by Dan Carpenter

Every day the probability grows stronger
that someone I last met trading jumpshots and elbows on grimy blacktop
or kisses on a secondhand sofa in an off-campus dump
is dead now
for it hasn’t been a month or a year
and don’t think I can’t tell what is from what seems

four decades are a boulder
fallen across a mountain highway spiraling down
having this time missed me
but not the entire caravan
it waits
ahead or behind
for me to drive on
work around get out and climb over proceed on foot
backing up being no option

but there’s one other

maybe you know I’ll just sit here in idle
let the ’71 Beetle purr its contentment
light the Marlboro I swore off in ’85
flip on the radio and play it safe
not one
not one beat
will Aretha ever miss

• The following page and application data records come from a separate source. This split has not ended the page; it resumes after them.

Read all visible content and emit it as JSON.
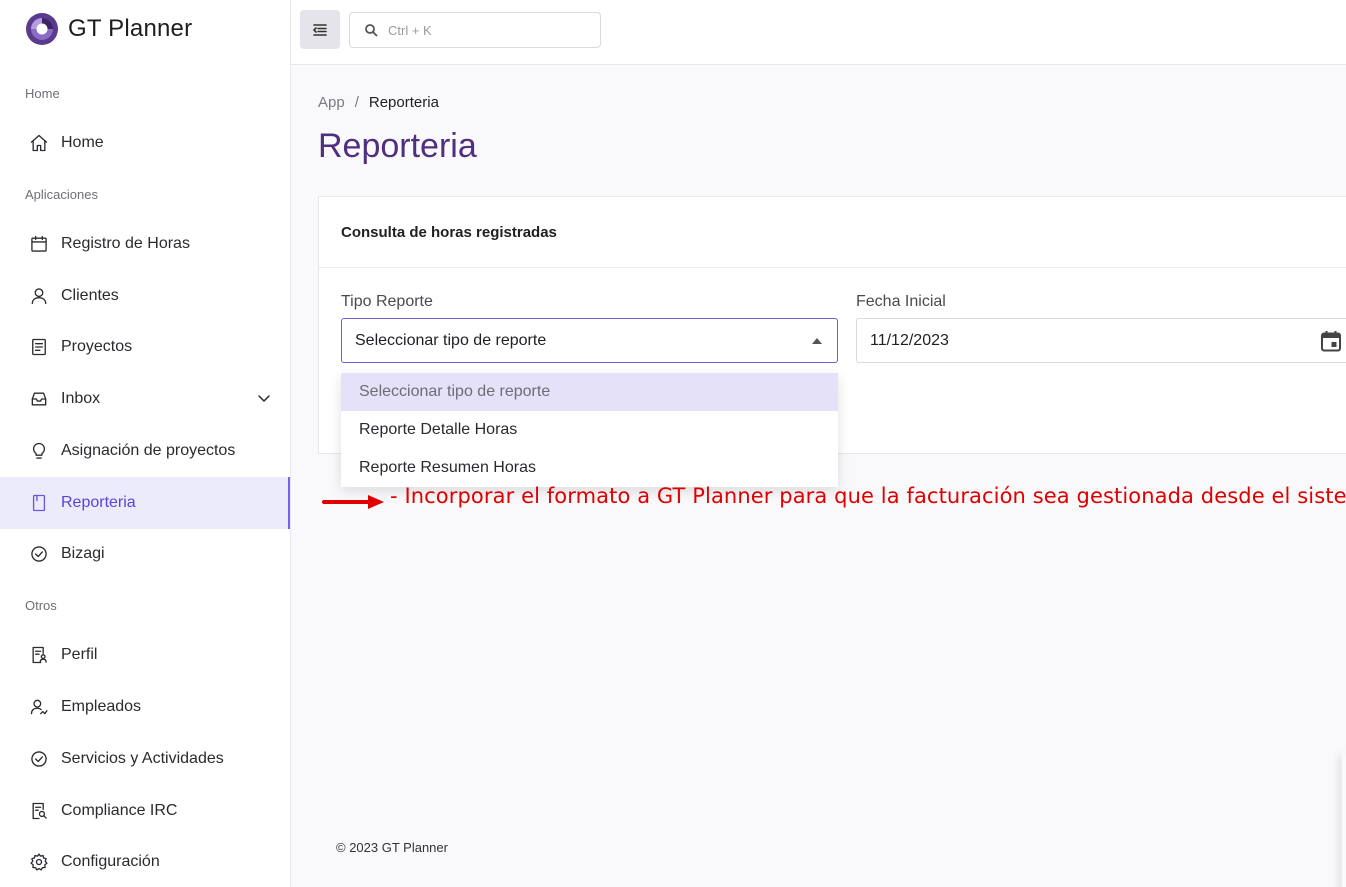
{
  "app": {
    "name": "GT Planner",
    "accent": "#6a55e3",
    "title_color": "#4f2f7f"
  },
  "sidebar": {
    "sections": {
      "home": "Home",
      "apps": "Aplicaciones",
      "others": "Otros"
    },
    "items": [
      {
        "label": "Home",
        "icon": "home-icon"
      },
      {
        "label": "Registro de Horas",
        "icon": "calendar-icon"
      },
      {
        "label": "Clientes",
        "icon": "user-icon"
      },
      {
        "label": "Proyectos",
        "icon": "document-icon"
      },
      {
        "label": "Inbox",
        "icon": "inbox-icon"
      },
      {
        "label": "Asignación de proyectos",
        "icon": "lightbulb-icon"
      },
      {
        "label": "Reporteria",
        "icon": "bookmark-icon"
      },
      {
        "label": "Bizagi",
        "icon": "check-circle-icon"
      },
      {
        "label": "Perfil",
        "icon": "profile-icon"
      },
      {
        "label": "Empleados",
        "icon": "users-icon"
      },
      {
        "label": "Servicios y Actividades",
        "icon": "check-circle-icon"
      },
      {
        "label": "Compliance IRC",
        "icon": "search-document-icon"
      },
      {
        "label": "Configuración",
        "icon": "gear-icon"
      }
    ],
    "active": "Reporteria"
  },
  "topbar": {
    "search_placeholder": "Ctrl + K"
  },
  "breadcrumb": {
    "root": "App",
    "sep": "/",
    "current": "Reporteria"
  },
  "page": {
    "title": "Reporteria"
  },
  "card": {
    "title": "Consulta de horas registradas",
    "tipo_label": "Tipo Reporte",
    "tipo_value": "Seleccionar tipo de reporte",
    "fecha_label": "Fecha Inicial",
    "fecha_value": "11/12/2023"
  },
  "dropdown": {
    "options": [
      "Seleccionar tipo de reporte",
      "Reporte Detalle Horas",
      "Reporte Resumen Horas"
    ]
  },
  "annotation": {
    "text": "- Incorporar el formato a GT Planner para que la facturación sea gestionada desde el sistema.",
    "color": "#e00000"
  },
  "footer": {
    "text": "© 2023 GT Planner"
  }
}
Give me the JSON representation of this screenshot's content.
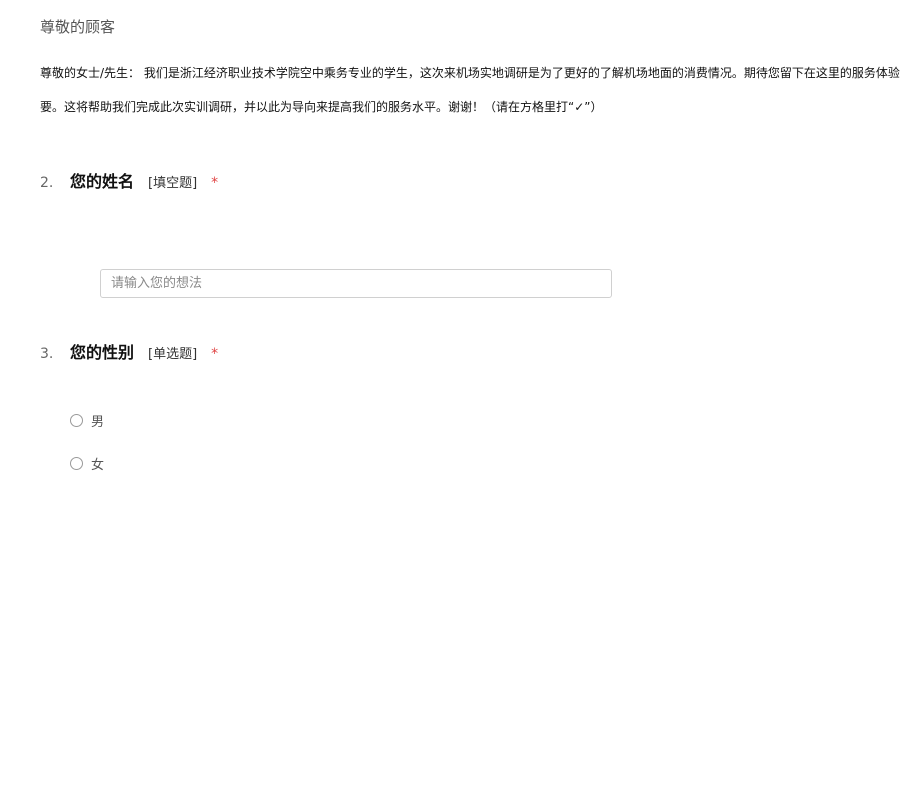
{
  "header": {
    "greeting": "尊敬的顾客"
  },
  "intro": {
    "line1": "尊敬的女士/先生： 我们是浙江经济职业技术学院空中乘务专业的学生，这次来机场实地调研是为了更好的了解机场地面的消费情况。期待您留下在这里的服务体验",
    "line2": "要。这将帮助我们完成此次实训调研，并以此为导向来提高我们的服务水平。谢谢！（请在方格里打“✓”）"
  },
  "questions": [
    {
      "number": "2.",
      "title": "您的姓名",
      "type": "[填空题]",
      "required_mark": "*",
      "input_placeholder": "请输入您的想法",
      "input_value": ""
    },
    {
      "number": "3.",
      "title": "您的性别",
      "type": "[单选题]",
      "required_mark": "*",
      "options": [
        {
          "label": "男",
          "selected": false
        },
        {
          "label": "女",
          "selected": false
        }
      ]
    }
  ],
  "colors": {
    "required": "#e04444",
    "input_border": "#d0d0d0",
    "radio_border": "#9a9a9a"
  }
}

From Dan Carpenter: “I’m a freelance writer in many genres, born and residing in Indianapolis.I have published poems in Flying Island, Poetry East, Illuminations, Pearl, Xavier Review, Southern Indiana Review and other journals. I have published two books of poems, The Art He’d Sell for Love (Cherry Grove, 2015) and More Than I Could See (Restoration, 2009).”